I’m knitting the second sock after arriving at a compromise between perfectionist and reasonable: I cast on, knit ribbing for a while, saw that I might possibly be just one stripe off from having matching socks, and started over in hopes that it would match. We’ll see—I think the color that comes up next will be the wrong color, but I’m not frogging again. It will be okay.
I desperately want to restart the candle flame shawl but haven’t gotten around to it yet. I’m still trying not to irritate that shoulder with too much repetitive motion. It’s just about better now, but there’s still a twinge here and there if I move it wrong or lift something too heavy or work at the computer for too long. This shoulder has a history already—I had to see a physical therapist for a somewhat different problem several years ago—so I’m trying to be good to it. Physical therapy is expensive. Though as it turns out I do still have the dorky stretchy band and the list of exercises from when I had to go before, and likely most of that would be helpful again now that I’m mostly better.
My current crafting dilemma has nothing to do with the non-matching socks or the shawl that I keep starting over, though. It’s this: I have a number of balls of Plymouth Encore, DK weight, black. This is the yarn I’ve been using for the several failed attemtps at this tank top.
Now, I love this top. I love this top so much that I want to marry it and have children with it and grow old with it and spend our twilight years sitting on the front porch drinking iced tea and kvetching about these kids today. As such, I’d really like it if I could work out my gauge problem and have it come out in a size and shape that more or less resembles me.
I’m pretty sure the yarn called for in the pattern is DK weight. The yarn I’ve been making it with is also ostensibly DK weight. The pattern calls for a yarn that has 109 yards per 50g ball and a gauge of 5 sts/7 rows per inch on size 6 needles.
The ball band for the yarn I’m using says it should work up at 5½ sts/inch on size 6 needles. The band also says the yarn is 150 yards per 50g ball.
I am having massive gauge issues with this project. To begin with, it boggles my mind that, although it has 41 more yards per 50g ball in my yarn than the recommended yarn, the band claims that it works up only a half stitch per inch smaller on the same size needles.
Next problem: On size 6 needles, I was getting about 7½ stitches per inch. On size 7 needles? Also about 7½ stitches per inch. Both sets of needles are cheap aluminum straights.
I gave up on the aluminum needles and started swatching on a Knitpicks circular that I got for my birthday with size 5 tips. Size 5. Smaller than what the pattern recommends. Two sizes smaller than the largest size I’d tried.
I’m getting 6 stitches per inch.
I think my head is going to explode. Granted, the knitting is much easier and more pleasant on the Knitpicks needles. They’re smoother (and as an aside, I have actually worn the paint of part of the tips on the cheap aluminum needles, which was probably not helping matters any) and I seem to knit more loosely with them. But still. This is beyond weird.
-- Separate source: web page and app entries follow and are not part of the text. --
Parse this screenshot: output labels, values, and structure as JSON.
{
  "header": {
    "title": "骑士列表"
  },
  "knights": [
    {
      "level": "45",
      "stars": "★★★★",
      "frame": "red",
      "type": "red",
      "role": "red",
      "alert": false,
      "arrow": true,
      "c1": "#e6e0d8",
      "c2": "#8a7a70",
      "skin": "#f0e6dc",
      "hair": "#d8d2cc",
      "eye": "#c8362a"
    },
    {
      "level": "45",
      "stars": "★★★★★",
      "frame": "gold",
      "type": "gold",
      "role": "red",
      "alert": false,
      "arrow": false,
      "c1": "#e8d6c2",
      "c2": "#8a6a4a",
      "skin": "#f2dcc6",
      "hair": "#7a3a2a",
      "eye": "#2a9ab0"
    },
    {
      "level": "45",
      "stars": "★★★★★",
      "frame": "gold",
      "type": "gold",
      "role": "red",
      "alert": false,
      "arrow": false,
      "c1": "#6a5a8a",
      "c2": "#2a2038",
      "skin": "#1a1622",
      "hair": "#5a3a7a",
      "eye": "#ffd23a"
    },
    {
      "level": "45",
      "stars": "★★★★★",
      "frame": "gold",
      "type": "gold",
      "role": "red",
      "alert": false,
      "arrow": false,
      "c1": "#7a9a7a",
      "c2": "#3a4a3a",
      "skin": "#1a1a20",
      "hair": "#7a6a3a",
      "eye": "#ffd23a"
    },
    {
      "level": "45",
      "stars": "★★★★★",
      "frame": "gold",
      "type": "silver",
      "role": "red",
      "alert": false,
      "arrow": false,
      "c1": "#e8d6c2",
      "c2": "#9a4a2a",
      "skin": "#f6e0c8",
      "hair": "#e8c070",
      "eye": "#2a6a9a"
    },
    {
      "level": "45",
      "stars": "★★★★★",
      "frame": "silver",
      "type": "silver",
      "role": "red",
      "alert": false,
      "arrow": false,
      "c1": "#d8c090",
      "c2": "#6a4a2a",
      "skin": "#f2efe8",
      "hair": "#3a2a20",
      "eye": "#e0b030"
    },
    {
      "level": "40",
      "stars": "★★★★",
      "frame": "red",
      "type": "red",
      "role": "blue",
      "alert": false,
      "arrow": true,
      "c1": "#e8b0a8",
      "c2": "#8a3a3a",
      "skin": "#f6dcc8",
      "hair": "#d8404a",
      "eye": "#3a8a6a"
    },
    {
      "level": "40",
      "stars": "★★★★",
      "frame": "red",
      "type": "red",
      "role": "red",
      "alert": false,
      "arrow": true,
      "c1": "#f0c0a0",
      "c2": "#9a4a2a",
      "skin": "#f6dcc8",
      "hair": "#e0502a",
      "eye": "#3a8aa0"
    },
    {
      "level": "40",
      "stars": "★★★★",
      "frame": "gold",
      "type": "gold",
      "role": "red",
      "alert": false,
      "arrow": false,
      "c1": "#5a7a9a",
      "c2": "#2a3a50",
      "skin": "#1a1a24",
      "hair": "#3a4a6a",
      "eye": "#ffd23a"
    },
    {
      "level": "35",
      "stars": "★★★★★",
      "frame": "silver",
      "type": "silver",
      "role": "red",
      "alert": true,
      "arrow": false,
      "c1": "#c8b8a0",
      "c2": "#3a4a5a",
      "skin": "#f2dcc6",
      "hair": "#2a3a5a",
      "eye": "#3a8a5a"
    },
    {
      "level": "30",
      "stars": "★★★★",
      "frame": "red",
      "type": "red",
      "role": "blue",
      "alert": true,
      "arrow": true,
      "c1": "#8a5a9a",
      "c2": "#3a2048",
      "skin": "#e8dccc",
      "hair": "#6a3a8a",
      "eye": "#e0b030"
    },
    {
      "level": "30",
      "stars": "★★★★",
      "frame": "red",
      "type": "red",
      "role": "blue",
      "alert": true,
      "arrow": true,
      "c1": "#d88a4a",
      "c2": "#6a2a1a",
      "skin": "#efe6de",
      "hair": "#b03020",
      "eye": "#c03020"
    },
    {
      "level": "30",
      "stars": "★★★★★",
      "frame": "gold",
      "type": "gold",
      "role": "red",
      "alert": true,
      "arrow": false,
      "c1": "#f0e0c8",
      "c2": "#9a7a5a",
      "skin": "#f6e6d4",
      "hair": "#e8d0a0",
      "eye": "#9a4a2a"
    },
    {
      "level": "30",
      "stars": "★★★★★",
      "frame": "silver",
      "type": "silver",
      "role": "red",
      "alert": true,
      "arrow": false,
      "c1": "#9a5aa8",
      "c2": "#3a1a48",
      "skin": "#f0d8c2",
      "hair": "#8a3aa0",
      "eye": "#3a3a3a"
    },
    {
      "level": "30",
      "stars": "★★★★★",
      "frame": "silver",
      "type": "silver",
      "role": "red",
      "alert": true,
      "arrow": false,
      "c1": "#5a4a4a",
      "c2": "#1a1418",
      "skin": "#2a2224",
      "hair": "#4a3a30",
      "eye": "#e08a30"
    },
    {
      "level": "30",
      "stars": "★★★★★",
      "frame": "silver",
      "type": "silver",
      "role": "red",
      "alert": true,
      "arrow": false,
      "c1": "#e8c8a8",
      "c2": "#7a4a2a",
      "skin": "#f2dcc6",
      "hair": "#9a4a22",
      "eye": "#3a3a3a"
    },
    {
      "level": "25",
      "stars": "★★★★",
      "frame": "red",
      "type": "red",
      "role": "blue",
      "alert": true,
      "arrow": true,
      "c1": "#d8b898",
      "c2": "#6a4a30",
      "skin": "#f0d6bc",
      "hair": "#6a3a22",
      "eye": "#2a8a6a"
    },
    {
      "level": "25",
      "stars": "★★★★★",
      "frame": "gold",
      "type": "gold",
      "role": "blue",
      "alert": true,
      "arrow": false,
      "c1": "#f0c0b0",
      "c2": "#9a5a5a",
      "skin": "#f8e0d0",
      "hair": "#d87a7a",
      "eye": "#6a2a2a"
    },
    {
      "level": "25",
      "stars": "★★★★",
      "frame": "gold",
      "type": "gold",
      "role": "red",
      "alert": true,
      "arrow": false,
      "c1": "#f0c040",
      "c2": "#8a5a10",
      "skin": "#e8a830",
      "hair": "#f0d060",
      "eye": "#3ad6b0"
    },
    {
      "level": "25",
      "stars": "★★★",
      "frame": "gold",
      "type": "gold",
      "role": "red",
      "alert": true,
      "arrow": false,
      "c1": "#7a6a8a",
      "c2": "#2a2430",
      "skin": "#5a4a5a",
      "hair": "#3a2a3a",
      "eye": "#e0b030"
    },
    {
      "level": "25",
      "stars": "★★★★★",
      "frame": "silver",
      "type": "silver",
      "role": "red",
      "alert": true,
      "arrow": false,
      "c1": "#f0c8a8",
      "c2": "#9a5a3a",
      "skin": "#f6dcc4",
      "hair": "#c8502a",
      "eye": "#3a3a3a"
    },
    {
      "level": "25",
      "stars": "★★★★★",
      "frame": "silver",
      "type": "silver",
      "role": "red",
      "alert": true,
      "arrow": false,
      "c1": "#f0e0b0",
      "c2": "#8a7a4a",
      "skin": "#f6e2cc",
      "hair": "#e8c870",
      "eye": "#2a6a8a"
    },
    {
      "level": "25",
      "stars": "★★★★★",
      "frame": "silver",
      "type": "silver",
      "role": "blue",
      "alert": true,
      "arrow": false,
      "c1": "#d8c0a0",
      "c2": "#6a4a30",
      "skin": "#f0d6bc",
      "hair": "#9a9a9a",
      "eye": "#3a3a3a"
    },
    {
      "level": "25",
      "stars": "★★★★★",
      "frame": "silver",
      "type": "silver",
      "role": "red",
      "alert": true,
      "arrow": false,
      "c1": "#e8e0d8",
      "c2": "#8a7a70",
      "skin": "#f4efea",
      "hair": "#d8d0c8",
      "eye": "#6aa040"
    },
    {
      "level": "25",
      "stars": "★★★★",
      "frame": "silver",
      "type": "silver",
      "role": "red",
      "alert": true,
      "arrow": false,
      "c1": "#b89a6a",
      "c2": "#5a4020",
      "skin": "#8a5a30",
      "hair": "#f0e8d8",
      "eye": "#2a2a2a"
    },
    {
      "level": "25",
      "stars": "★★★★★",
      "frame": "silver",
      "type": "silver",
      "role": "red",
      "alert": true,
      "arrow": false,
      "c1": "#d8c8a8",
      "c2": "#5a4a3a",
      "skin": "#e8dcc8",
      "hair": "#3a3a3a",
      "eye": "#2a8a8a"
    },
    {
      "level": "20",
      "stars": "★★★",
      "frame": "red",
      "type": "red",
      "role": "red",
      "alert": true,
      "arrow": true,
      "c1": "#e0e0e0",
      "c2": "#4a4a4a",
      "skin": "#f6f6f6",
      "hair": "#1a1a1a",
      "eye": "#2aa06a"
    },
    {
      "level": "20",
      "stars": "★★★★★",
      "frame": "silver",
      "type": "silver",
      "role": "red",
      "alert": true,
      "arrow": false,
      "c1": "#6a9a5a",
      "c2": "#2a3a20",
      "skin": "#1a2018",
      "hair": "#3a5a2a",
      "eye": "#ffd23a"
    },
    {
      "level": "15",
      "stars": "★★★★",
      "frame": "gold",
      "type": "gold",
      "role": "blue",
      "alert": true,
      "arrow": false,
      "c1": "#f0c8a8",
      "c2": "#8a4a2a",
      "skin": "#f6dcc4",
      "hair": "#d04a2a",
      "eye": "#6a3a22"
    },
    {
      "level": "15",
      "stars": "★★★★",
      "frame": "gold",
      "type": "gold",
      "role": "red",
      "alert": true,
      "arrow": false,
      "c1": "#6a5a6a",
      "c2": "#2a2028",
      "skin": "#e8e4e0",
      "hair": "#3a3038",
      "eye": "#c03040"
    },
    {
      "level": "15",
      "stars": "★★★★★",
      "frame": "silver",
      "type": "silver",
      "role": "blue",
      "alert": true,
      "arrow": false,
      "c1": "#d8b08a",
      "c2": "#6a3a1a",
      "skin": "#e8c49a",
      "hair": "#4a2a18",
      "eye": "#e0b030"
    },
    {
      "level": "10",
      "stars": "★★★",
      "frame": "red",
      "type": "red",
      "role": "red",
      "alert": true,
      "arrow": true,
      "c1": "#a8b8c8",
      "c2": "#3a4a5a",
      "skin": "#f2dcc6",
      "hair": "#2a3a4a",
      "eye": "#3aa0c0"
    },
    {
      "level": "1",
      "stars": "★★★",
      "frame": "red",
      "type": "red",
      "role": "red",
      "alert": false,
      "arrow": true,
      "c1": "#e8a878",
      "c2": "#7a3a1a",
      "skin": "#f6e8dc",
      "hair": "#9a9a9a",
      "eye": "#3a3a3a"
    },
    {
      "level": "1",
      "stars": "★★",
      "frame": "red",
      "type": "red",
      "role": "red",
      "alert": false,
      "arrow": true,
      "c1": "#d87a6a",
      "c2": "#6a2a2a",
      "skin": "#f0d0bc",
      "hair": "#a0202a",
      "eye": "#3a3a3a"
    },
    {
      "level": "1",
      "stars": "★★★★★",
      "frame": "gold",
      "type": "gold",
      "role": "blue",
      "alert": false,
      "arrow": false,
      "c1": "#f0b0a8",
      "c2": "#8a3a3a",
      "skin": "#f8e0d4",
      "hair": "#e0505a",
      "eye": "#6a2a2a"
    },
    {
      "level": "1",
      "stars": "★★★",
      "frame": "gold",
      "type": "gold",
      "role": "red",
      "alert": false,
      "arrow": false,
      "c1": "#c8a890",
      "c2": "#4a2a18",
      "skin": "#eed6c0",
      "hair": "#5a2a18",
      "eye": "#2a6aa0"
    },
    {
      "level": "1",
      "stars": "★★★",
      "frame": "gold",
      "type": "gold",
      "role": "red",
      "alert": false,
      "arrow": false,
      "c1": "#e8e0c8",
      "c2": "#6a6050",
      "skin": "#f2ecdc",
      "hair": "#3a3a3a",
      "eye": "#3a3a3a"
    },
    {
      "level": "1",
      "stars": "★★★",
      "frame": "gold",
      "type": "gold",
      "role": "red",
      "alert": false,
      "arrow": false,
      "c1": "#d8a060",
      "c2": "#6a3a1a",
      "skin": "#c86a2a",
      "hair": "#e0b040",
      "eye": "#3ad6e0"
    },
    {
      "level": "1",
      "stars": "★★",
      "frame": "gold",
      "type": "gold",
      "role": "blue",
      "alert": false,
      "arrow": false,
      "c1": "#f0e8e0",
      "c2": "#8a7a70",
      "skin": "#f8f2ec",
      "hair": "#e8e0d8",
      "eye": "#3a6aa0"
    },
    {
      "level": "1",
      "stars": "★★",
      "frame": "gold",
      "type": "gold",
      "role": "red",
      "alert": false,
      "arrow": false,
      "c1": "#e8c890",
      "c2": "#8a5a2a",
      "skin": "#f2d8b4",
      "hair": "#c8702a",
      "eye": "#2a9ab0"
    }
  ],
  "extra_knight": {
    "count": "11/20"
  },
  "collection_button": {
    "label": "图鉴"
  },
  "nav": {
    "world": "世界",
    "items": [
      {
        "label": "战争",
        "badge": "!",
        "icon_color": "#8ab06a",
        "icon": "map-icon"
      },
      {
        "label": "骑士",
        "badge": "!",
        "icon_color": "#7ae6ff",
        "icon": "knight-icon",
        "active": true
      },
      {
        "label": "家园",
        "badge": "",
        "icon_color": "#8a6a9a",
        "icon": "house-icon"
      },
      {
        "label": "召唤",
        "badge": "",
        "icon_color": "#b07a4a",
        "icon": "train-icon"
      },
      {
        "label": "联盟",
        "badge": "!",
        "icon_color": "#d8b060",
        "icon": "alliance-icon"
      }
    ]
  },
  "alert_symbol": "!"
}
Do I just go with it and do a bunch of math to figure out what size I should make on this needle? One st/in difference times 19 inches = 19 sts more to cast on, which would have me making the 46″ size rather than the 38″ size, and if either my math or my gauge swatch is wrong I will have a potato sack, albeit a potato sack with lovely short-row shaping at the bust and hip, and I will be forced to take to my bed in despair.
There’s also the fact that my first two gauge swatches relaxed a bit in washing, so maybe this one will, too, and maybe, just maybe I’ll have 5 stitches per inch after washing the swatch and can cast on the 38″ size.
Pertinent fact: I need the same size 5 circular for the lace shawl, so it’s got to be one or the other if I’m going to do the tank top on that size needle, though maybe I can use the longer cable for the shawl and the shorter one for the tank and just swap the tips back and forth.